We think Boris is right, and we find it odd that previous Prime Ministers haven't contemplated ending the TV licence. Considering so many state institutions have been privatised over the past 40 years, there is no point in having a state broadcasting service that is funded via a hypothecated tax – a system that dates from the days when the technology did not exist to charge for watching an individual TV channel and devised at a time when broadcasting was truly a state monopoly. It's more than obvious that this setup is bad for competition and worse for consumers.
Imagine paying an annual fee to Tesco, and in return you could help yourself to all the Tesco groceries you wanted for no further cost, but you'd still HAVE TO pay the fee even if you shopped at Sainsbury's, Morisson's or Asda. That would be bad for competition as well as lower Tesco's product quality.
So why has no other government even considered touching the BBC? We think it's the fear of such a powerful media platform that could destroy their political career in a few weeks if they tried to take away their funding. But Boris has had so many attacks from the media he doesn't give a toss.
In any case, the TV licence is on its last legs, whether political leaders want to preserve it or not. In 2018 37.000 households decided they don't need a licence and stopped paying it, making it the first year in history when the BBC sold fewer licences than the year before. Most people watch more shows on Netflix, Amazon or other streaming platforms than they do BBC shows - especially the younger generation, who move quickly between different accommodations and consider a property-based licence fee is a huge inconvenience.
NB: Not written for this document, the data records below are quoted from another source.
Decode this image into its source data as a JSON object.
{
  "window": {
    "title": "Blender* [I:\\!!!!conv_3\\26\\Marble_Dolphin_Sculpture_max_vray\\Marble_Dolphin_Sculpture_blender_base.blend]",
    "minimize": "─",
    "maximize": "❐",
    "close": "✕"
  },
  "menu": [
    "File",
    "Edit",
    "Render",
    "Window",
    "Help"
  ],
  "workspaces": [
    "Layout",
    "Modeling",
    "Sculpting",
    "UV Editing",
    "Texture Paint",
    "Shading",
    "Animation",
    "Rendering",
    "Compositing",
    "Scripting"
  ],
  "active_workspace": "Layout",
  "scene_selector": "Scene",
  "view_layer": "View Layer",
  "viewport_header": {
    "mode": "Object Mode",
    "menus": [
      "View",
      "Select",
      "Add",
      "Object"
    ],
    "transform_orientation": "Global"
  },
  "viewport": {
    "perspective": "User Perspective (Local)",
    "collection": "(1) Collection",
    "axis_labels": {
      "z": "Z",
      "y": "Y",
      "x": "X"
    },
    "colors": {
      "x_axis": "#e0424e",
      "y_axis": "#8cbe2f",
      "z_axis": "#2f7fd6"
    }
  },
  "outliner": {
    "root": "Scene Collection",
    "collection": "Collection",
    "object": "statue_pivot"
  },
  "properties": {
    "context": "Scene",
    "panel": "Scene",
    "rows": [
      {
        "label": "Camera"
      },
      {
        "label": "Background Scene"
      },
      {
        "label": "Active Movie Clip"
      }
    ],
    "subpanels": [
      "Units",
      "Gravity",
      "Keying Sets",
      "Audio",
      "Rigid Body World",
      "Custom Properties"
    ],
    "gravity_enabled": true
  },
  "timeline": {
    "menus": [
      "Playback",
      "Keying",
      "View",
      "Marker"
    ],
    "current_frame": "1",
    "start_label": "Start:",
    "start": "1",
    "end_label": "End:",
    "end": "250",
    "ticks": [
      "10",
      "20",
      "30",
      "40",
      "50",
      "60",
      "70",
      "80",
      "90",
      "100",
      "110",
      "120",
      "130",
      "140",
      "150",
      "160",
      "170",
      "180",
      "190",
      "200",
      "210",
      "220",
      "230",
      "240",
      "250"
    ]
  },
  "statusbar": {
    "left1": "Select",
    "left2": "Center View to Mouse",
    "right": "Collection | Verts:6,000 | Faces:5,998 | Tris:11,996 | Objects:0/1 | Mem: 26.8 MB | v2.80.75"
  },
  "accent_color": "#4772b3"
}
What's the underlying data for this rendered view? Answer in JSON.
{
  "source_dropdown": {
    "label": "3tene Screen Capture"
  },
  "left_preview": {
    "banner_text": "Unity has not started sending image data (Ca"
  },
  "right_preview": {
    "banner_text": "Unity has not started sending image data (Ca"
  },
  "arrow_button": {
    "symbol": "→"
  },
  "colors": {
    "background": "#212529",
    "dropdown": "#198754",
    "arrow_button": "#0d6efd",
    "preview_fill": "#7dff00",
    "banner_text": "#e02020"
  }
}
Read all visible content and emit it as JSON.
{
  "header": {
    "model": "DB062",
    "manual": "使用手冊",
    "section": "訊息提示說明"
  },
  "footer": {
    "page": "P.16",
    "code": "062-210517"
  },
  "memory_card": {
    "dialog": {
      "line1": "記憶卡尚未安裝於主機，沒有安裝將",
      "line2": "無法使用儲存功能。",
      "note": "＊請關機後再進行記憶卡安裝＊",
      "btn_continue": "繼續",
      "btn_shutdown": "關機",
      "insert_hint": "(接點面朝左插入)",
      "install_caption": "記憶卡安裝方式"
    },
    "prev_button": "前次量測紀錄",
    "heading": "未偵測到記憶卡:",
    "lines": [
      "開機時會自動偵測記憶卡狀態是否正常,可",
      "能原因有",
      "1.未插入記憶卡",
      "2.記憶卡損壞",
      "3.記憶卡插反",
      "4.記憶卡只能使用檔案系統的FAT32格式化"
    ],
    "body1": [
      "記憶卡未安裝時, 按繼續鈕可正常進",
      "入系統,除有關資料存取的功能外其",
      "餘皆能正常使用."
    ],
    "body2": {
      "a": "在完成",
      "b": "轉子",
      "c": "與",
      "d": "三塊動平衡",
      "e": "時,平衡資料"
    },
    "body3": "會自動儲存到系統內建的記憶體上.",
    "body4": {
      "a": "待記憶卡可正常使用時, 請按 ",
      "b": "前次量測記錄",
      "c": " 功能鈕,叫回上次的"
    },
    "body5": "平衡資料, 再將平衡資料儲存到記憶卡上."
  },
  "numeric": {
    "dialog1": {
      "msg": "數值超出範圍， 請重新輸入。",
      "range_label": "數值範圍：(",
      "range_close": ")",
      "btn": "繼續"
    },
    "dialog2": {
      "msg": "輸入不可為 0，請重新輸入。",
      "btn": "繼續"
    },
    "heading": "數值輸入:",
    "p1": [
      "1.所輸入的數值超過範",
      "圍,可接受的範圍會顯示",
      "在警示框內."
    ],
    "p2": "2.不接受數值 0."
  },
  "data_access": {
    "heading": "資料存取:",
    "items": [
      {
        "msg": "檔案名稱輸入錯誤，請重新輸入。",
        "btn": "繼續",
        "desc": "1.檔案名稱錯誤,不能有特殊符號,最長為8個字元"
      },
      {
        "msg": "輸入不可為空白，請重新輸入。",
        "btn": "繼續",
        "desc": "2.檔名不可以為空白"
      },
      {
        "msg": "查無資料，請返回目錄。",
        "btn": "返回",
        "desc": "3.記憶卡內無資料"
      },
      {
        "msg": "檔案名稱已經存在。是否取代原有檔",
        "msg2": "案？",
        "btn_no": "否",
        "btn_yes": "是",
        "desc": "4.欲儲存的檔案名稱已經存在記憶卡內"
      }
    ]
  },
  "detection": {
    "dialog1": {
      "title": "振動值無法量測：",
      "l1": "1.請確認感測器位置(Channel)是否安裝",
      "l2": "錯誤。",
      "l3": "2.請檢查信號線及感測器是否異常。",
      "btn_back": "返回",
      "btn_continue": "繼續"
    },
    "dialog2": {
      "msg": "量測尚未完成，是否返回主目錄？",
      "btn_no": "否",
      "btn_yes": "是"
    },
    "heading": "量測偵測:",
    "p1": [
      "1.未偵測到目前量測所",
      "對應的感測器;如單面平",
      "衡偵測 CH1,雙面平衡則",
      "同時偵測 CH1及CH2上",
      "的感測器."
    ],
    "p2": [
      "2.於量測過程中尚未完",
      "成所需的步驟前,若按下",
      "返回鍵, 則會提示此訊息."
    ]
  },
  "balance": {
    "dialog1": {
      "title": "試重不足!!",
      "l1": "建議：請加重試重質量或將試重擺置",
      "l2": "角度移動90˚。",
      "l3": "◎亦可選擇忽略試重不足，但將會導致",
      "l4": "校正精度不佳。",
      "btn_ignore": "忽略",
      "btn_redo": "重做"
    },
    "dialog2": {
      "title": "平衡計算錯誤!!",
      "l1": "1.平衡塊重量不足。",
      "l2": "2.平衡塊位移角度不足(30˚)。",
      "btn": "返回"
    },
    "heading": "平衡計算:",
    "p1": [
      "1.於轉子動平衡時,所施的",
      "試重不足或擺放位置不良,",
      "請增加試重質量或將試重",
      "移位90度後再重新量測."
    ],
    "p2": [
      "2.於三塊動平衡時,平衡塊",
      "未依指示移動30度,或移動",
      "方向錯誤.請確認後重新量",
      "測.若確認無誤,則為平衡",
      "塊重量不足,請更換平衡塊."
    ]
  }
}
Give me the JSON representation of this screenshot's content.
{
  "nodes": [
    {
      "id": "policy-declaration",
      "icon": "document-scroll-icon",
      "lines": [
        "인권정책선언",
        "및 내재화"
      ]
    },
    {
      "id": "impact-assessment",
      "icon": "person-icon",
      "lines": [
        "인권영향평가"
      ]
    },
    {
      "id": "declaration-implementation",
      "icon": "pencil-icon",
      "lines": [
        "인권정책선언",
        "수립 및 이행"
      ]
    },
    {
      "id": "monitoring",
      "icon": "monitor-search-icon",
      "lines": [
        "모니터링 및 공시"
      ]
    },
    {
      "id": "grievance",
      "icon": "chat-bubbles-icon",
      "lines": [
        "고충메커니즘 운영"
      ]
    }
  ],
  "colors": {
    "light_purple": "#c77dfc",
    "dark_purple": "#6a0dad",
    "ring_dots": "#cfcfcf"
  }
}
The sad and weird part is the BBC refuses to see its own nemesis. It clings to the safety of the licence fee like a child to a comfort blanket, completely ignoring the possibility of a fully-commercial future. If the BBC had genuine confidence in the quality of its shows it wouldn’t need to worry – consumers would line up to pay a subscription fee. When talking about the end of the licence fee, we think Boris is being kind. The only thing that could save the BBC from a sad, lingering death is if a commercial charging structure is forced onto it.
What's YOUR opinion on this matter? Do you pay the TV licence? Let us know what you think will happen to the BBC is this is abolished, by commenting on our Facebook page.